Treatment Intensity and Length of Treatment Sessions From ASHA’s statement: “Given the need for repetitive planning, programming, and production practice in motor speech disorders, clinical sources stress the need for intensive and individualized treatment of apraxia, especially for children with very little functional communication. There is emerging research support for the need to provide three to five individual sessions per week for children with apraxia as compared to the traditional, less intensive, one to two sessions per week… Although home practice is critical for optimal progress, it cannot take the place of individual treatment provided by a speech-language pathologist who has expertise in motor speech skill facilitation. For the diverse backgrounds of children seen for early intervention, including their stages of psychological/emotional development, the Committee sees value in endorsing a treatment plan for optimum progress based on provision of intensive therapy…As long as the primary goal is to improve the motoric aspects of the child's speech production (i.e., more time for motor practice), individual therapy should be the preferred approach regardless of age” (ASHA, 2007a) Early Intervention According to ASHA statement: “Although the specific forms of treatment may change over time, the Committee recommends that children with CAS receive intensive services, especially in the earlier stages of intervention. The rationale for this recommendation is based on the assumption that the child's potential for normalization of speech and prosody may be substantially reduced if not addressed during early periods of growth and development” (ASHA, 2007a). Qualifications of SLP According to ASHA’s statement: “…speech language pathologists must be adequately trained in areas such as differential diagnosis of childhood motor speech disorders, motor learning theory, cueing strategy usage, and other intervention techniques that clinical researchers have reported as effective” (ASHA, 2007a). References American Speech-Language-Hearing Association. (2007a). Childhood Apraxia of Speech [Technical Report]. Available from American Speech-Language-Hearing Association. (2007b). Childhood Apraxia of Speech [Position Statement]. Available from Caruso, A., & Strand, E. A. (Eds.). (1999). Clinical management of motor speech disorders in children. New York: Thieme Medical. Lof, G.L. (2007). Logic, Theory and Evidence Against the Use of Nonspeech Oral Motor Exercises to Change Speech Sound Production. Available from Maas E, Robin DA, Austermann Hula SN, Freedman SE, Wulf G, Ballard KJ, Schmidt RA. (2008). Principles of Motor Learning in Treatment of Motor Speech Disorders. American Journal of SpeechLanguage Pathology,17, 277–298.

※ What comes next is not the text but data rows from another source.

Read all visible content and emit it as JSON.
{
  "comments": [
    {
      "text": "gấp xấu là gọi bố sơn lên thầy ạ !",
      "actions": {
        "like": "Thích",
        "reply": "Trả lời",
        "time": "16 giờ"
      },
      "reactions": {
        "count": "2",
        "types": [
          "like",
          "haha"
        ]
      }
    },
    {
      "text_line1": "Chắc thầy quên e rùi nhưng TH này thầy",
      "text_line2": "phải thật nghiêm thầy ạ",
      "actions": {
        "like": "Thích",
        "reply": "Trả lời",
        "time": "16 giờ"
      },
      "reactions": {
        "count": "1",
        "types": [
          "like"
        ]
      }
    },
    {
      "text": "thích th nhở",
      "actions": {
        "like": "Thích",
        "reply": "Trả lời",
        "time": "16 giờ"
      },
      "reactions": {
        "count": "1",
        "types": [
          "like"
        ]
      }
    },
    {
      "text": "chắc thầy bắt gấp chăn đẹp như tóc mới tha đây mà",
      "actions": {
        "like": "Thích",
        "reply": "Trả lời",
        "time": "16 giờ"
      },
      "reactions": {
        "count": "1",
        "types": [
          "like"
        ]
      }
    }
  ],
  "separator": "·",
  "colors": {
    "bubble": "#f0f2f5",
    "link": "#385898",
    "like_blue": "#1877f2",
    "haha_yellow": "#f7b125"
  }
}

McCauley RJ, Strand E, Lof GL, Schooling T, Frymark T. (2009). Evidence-Based Systematic Review: Effects of Nonspeech Oral Motor Exercises on Speech. American Journal of Speech-Language Pathology, 18, 343-360. Rosenbek, J., Lemme, M., Ahern, M., Harris, E., and Wertz T., (1973). A treatment for apraxia of speech in adults. Journal of Speech and Hearing Disorders, 38, 462-472. Strand, E., & Debertine, P. (2000). The efficacy of integral stimulation intervention with developmental apraxia of speech. Journal of Medical Speech-Language Pathology, 8, 295-300. Strand, E. & Skinder, A. (1999). Treatment of developmental apraxia of speech: Integral stimulation methods. In A. Caruso & E. Strand (Eds.), Clinical management of motor speech disorders in children (pp. 109-148). New York: Thieme. Strand, E. A., Stoeckel, R., & Baas, B. (2006). Treatment of Severe Childhood Apraxia of Speech: A Treatment Efficacy Study. Journal of Medical Speech-Language Pathology, 14, (4) 297-307.